Fortunately, many of Sergio’s team’s experiments were completed just before the lockdown so they have spent the time analysing the results and preparing for publication remotely. But Sergio has serious concerns about the longer-term financial impact on his lab. “We will continue paying their salaries – that’s essential – but the timing of the grant keeps on advancing, which is a constant worry. Will we be able to deliver everything we planned to deliver on that grant in the amount of time we’ll have left?”

Meanwhile at the Cancer Research UK Cambridge Institute, Professor Gerard Evan has been lucky enough to continue with some of his experiments throughout the lockdown. His lab is looking to create therapies that target the mutations that hack into the normal rebuilding processes after injury or infection to form a tumour. “We’ve not started new experiments, but we’ve been able to continue existing ones because we use animal models,” he explains. “If we shut the models down, it could take a year or two to pick them back up, so it’s really important to keep that work going.”

Supporting the frontline

Despite continuing with their vital cancer research as best they can, both Sergio and Gerard’s teams have been drafted in to fight COVID-19. “All of my clinical fellows have postponed their PhDs to help on the frontline, which I think is the most incredible thing ever,” says Sergio, whose lab also donated all the personal protective equipment they had, including masks, gloves and gowns.

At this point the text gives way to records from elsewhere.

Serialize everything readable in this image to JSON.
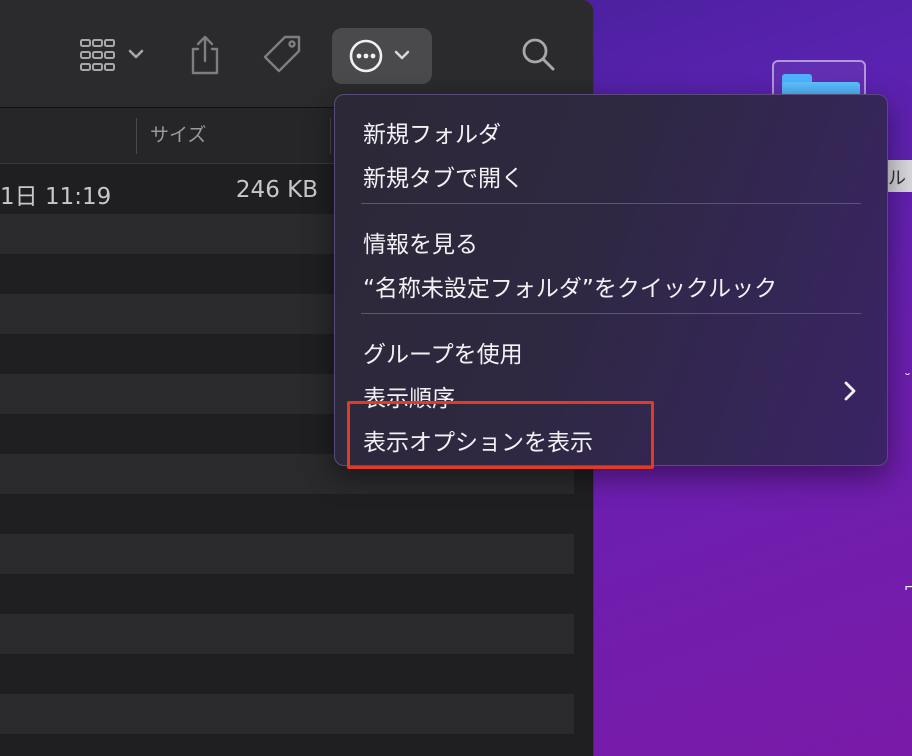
{
  "finder": {
    "toolbar": {
      "view_icon": "grid-view-icon",
      "share_icon": "share-icon",
      "tag_icon": "tag-icon",
      "more_icon": "ellipsis-circle-icon",
      "search_icon": "search-icon"
    },
    "columns": {
      "size_header": "サイズ"
    },
    "rows": [
      {
        "date": "1日 11:19",
        "size": "246 KB"
      }
    ]
  },
  "context_menu": {
    "items": [
      {
        "label": "新規フォルダ"
      },
      {
        "label": "新規タブで開く"
      },
      {
        "label": "情報を見る"
      },
      {
        "label": "“名称未設定フォルダ”をクイックルック"
      },
      {
        "label": "グループを使用"
      },
      {
        "label": "表示順序",
        "has_submenu": true
      },
      {
        "label": "表示オプションを表示",
        "highlighted": true
      }
    ]
  },
  "desktop": {
    "tag_text": "ル"
  },
  "colors": {
    "highlight_border": "#e33a25",
    "desktop_accent": "#6a1fb0"
  }
}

In Cambridge, Gerard’s department has around eight groups working on COVID-19 research funded by a variety of organisations. “I have to personally approve the safety and management of each of those programmes, including appropriate social distancing,” he says. “Some are looking at the virus’ genome and what it’s binding to, which might help us find ways to prevent it from replicating. Other groups are working on antibodies and tests for people with the virus or those who have had it and recovered.”

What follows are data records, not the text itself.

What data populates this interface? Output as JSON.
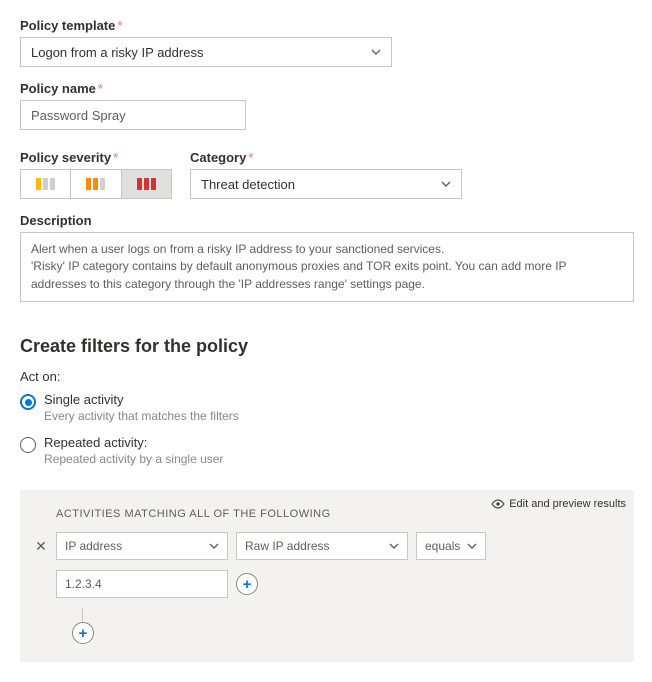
{
  "labels": {
    "policy_template": "Policy template",
    "policy_name": "Policy name",
    "policy_severity": "Policy severity",
    "category": "Category",
    "description": "Description",
    "asterisk": "*"
  },
  "values": {
    "policy_template": "Logon from a risky IP address",
    "policy_name": "Password Spray",
    "category": "Threat detection",
    "description_line1": "Alert when a user logs on from a risky IP address to your sanctioned services.",
    "description_line2": "'Risky' IP category contains by default anonymous proxies and TOR exits point. You can add more IP addresses to this category through the 'IP addresses range' settings page."
  },
  "filters_section": {
    "heading": "Create filters for the policy",
    "acton_label": "Act on:",
    "radio_single": {
      "title": "Single activity",
      "sub": "Every activity that matches the filters"
    },
    "radio_repeated": {
      "title": "Repeated activity:",
      "sub": "Repeated activity by a single user"
    }
  },
  "filter_panel": {
    "preview": "Edit and preview results",
    "title": "ACTIVITIES MATCHING ALL OF THE FOLLOWING",
    "filter1_field": "IP address",
    "filter1_subfield": "Raw IP address",
    "filter1_op": "equals",
    "filter1_value": "1.2.3.4"
  }
}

Getting back to beating cancer

In his role as chair of Cancer Research UK’s Science Funding Committee, Gerard is also responsible for the oversight, development and funding of a large chunk of our research budget. And with a 20-25% decline in our income expected this year – and current losses of £15m-£20m per month – he is very concerned about the difficult decisions that lay ahead. “Even before COVID-19, we sometimes had to decline really excellent applications. So going forward, it’s going to be tough. As researchers, we’ll need to ask ourselves, if my funding is cut, what am I going to do to make sure I’m as productive and effective a researcher as I was before?”

Sergio is also worried about securing funding in the future. “Before COVID-19, the UK was an incredible place to do cancer research: the funding, the vibe, the people, the cross-talk between disciplines. And in great part, that’s because of the contribution of donors and funders to Cancer Research UK. I just hope that people realise how important their donations have been and will continue to be – not only for a project or for a particular cancer, but for the whole research community.”

Reports from the British Medical Journal and elsewhere warn that the pandemic will leave the British medical research landscape an uncertain place. At Cancer Research UK, despite doing all we can to reduce our operational costs, we’ve had to cut funding by £44m and may need to make further, deeper cuts. Given that we fund almost 50% of all cancer research in the UK, this reduction could have a devastating impact on progress against cancer.

“The importance of Cancer Research UK to the funding of cancer research in general is absolutely fundamental,” says Gerard. “There’s only one thing we know for certain about researching cancer – if you don’t do it, you’ll never find cures for it. So I would say to people, hang in there for us. Continue to support us. This is the time when cancers will be beaten and millions of cancer patients will be saved. But we need your help to find our way out of this situation. Stick with us and we’ll get through this together.”

Samantha Gharial is Philanthropy & Partnerships Copywriter at Cancer Research UK